* TASK *
Give back the entries below verbatim.

***

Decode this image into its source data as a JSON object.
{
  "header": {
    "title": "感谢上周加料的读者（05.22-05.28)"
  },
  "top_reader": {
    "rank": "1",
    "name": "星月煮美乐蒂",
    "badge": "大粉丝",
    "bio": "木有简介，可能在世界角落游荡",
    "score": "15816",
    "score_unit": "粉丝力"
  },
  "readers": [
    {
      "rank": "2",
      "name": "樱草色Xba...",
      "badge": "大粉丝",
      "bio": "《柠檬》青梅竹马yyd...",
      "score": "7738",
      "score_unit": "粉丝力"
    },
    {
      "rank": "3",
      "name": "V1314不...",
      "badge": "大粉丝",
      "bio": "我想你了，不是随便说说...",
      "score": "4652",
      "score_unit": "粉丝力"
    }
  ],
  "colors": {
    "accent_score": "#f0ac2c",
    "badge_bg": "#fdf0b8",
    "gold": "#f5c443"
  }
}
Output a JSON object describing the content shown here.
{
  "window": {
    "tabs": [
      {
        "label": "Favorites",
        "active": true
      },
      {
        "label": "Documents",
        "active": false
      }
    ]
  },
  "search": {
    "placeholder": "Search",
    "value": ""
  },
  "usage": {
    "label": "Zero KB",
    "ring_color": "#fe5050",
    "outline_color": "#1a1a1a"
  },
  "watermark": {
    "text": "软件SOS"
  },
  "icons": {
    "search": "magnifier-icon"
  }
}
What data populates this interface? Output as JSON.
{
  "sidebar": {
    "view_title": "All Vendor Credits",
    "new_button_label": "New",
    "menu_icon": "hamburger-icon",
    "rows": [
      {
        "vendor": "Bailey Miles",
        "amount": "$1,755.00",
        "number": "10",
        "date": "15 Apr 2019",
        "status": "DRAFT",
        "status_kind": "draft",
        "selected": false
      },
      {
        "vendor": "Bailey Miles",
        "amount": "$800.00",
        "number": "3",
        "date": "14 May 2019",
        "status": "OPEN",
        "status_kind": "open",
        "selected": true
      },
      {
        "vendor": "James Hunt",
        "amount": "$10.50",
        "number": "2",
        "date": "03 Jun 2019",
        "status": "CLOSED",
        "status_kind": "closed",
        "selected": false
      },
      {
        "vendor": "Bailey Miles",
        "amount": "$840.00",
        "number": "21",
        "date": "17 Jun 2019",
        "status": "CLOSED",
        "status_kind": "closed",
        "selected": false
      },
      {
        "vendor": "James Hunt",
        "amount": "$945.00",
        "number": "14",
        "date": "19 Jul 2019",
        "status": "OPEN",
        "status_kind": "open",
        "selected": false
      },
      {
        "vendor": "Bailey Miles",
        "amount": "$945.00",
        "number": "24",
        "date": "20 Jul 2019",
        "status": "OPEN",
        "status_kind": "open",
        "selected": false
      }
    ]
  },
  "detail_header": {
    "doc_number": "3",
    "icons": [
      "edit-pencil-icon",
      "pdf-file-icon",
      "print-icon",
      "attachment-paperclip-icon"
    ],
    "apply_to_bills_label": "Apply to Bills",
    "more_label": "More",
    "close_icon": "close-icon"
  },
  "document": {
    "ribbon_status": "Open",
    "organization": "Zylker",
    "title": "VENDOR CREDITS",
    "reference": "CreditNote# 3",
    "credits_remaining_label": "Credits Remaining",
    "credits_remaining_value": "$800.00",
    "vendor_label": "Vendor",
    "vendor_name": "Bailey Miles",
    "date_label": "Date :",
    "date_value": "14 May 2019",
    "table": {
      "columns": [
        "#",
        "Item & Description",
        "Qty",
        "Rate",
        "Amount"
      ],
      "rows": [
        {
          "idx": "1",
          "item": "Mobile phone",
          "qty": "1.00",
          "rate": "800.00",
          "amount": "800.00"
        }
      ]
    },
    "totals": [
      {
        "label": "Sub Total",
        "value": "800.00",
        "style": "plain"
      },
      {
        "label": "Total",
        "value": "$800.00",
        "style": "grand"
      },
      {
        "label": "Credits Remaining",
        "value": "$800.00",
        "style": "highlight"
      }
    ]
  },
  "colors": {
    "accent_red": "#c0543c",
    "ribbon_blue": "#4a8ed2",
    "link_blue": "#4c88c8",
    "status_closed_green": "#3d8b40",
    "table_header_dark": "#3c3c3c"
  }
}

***

* PROBLEM SOLUTION *
Decode this image into its source data as a JSON object.
{
  "header": {
    "title": "感谢上周加料的读者（05.22-05.28)"
  },
  "top_reader": {
    "rank": "1",
    "name": "星月煮美乐蒂",
    "badge": "大粉丝",
    "bio": "木有简介，可能在世界角落游荡",
    "score": "15816",
    "score_unit": "粉丝力"
  },
  "readers": [
    {
      "rank": "2",
      "name": "樱草色Xba...",
      "badge": "大粉丝",
      "bio": "《柠檬》青梅竹马yyd...",
      "score": "7738",
      "score_unit": "粉丝力"
    },
    {
      "rank": "3",
      "name": "V1314不...",
      "badge": "大粉丝",
      "bio": "我想你了，不是随便说说...",
      "score": "4652",
      "score_unit": "粉丝力"
    }
  ],
  "colors": {
    "accent_score": "#f0ac2c",
    "badge_bg": "#fdf0b8",
    "gold": "#f5c443"
  }
}
Output a JSON object describing the content shown here.
{
  "window": {
    "tabs": [
      {
        "label": "Favorites",
        "active": true
      },
      {
        "label": "Documents",
        "active": false
      }
    ]
  },
  "search": {
    "placeholder": "Search",
    "value": ""
  },
  "usage": {
    "label": "Zero KB",
    "ring_color": "#fe5050",
    "outline_color": "#1a1a1a"
  },
  "watermark": {
    "text": "软件SOS"
  },
  "icons": {
    "search": "magnifier-icon"
  }
}
What data populates this interface? Output as JSON.
{
  "sidebar": {
    "view_title": "All Vendor Credits",
    "new_button_label": "New",
    "menu_icon": "hamburger-icon",
    "rows": [
      {
        "vendor": "Bailey Miles",
        "amount": "$1,755.00",
        "number": "10",
        "date": "15 Apr 2019",
        "status": "DRAFT",
        "status_kind": "draft",
        "selected": false
      },
      {
        "vendor": "Bailey Miles",
        "amount": "$800.00",
        "number": "3",
        "date": "14 May 2019",
        "status": "OPEN",
        "status_kind": "open",
        "selected": true
      },
      {
        "vendor": "James Hunt",
        "amount": "$10.50",
        "number": "2",
        "date": "03 Jun 2019",
        "status": "CLOSED",
        "status_kind": "closed",
        "selected": false
      },
      {
        "vendor": "Bailey Miles",
        "amount": "$840.00",
        "number": "21",
        "date": "17 Jun 2019",
        "status": "CLOSED",
        "status_kind": "closed",
        "selected": false
      },
      {
        "vendor": "James Hunt",
        "amount": "$945.00",
        "number": "14",
        "date": "19 Jul 2019",
        "status": "OPEN",
        "status_kind": "open",
        "selected": false
      },
      {
        "vendor": "Bailey Miles",
        "amount": "$945.00",
        "number": "24",
        "date": "20 Jul 2019",
        "status": "OPEN",
        "status_kind": "open",
        "selected": false
      }
    ]
  },
  "detail_header": {
    "doc_number": "3",
    "icons": [
      "edit-pencil-icon",
      "pdf-file-icon",
      "print-icon",
      "attachment-paperclip-icon"
    ],
    "apply_to_bills_label": "Apply to Bills",
    "more_label": "More",
    "close_icon": "close-icon"
  },
  "document": {
    "ribbon_status": "Open",
    "organization": "Zylker",
    "title": "VENDOR CREDITS",
    "reference": "CreditNote# 3",
    "credits_remaining_label": "Credits Remaining",
    "credits_remaining_value": "$800.00",
    "vendor_label": "Vendor",
    "vendor_name": "Bailey Miles",
    "date_label": "Date :",
    "date_value": "14 May 2019",
    "table": {
      "columns": [
        "#",
        "Item & Description",
        "Qty",
        "Rate",
        "Amount"
      ],
      "rows": [
        {
          "idx": "1",
          "item": "Mobile phone",
          "qty": "1.00",
          "rate": "800.00",
          "amount": "800.00"
        }
      ]
    },
    "totals": [
      {
        "label": "Sub Total",
        "value": "800.00",
        "style": "plain"
      },
      {
        "label": "Total",
        "value": "$800.00",
        "style": "grand"
      },
      {
        "label": "Credits Remaining",
        "value": "$800.00",
        "style": "highlight"
      }
    ]
  },
  "colors": {
    "accent_red": "#c0543c",
    "ribbon_blue": "#4a8ed2",
    "link_blue": "#4c88c8",
    "status_closed_green": "#3d8b40",
    "table_header_dark": "#3c3c3c"
  }
}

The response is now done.